*** Begin section ***
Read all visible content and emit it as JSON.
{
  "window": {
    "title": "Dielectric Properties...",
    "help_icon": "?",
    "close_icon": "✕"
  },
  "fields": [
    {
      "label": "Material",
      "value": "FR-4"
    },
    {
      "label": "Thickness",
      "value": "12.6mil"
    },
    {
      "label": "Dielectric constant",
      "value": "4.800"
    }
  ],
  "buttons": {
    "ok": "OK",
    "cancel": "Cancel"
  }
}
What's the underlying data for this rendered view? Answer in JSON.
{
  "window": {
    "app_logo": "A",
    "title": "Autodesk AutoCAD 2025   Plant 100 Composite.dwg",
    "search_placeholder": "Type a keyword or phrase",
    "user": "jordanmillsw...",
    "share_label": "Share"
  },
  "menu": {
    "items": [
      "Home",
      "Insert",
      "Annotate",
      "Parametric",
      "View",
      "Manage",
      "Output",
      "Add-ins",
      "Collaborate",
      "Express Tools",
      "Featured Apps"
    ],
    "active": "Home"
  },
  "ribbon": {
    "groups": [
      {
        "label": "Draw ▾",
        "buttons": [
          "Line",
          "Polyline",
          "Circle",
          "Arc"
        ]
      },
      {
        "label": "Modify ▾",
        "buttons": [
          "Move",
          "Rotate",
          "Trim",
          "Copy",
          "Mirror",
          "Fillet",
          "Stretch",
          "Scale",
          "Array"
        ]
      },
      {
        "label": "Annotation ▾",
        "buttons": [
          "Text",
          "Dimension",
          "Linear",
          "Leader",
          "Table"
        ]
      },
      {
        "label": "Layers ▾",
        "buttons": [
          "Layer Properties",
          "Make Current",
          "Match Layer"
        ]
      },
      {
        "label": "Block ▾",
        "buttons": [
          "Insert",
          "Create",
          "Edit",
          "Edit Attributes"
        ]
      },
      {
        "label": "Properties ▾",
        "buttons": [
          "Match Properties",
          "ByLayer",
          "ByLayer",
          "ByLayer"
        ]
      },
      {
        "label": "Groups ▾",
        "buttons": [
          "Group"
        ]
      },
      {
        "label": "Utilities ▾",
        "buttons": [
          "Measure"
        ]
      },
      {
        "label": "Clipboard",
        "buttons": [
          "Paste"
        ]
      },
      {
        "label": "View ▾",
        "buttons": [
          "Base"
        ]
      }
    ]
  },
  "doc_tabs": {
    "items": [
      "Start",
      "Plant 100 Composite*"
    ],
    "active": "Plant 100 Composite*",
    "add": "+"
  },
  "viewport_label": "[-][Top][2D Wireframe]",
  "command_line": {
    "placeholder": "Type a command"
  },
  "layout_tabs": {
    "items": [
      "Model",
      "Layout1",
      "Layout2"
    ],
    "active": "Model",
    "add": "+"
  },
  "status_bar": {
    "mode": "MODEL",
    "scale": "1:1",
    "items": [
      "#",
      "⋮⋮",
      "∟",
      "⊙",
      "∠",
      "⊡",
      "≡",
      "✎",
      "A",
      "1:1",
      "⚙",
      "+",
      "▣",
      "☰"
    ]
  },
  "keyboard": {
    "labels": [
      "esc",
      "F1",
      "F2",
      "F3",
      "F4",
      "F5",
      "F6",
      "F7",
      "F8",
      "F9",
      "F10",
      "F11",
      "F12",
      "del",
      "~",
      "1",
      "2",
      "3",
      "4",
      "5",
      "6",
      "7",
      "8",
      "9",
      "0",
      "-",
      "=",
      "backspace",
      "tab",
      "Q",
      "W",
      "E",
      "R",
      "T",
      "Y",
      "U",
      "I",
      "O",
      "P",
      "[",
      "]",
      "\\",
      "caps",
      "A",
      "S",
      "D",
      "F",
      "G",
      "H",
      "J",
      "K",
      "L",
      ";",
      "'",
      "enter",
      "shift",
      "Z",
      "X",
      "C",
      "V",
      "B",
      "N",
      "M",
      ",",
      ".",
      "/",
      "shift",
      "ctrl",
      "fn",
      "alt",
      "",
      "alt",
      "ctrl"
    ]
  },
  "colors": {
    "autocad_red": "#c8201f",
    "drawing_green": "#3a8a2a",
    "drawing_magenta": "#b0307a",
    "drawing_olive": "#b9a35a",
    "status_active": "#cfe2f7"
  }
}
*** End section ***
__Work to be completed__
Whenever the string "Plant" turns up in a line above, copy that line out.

__Solution__
    "title": "Autodesk AutoCAD 2025   Plant 100 Composite.dwg",
      "Plant 100 Composite*"
    "active": "Plant 100 Composite*",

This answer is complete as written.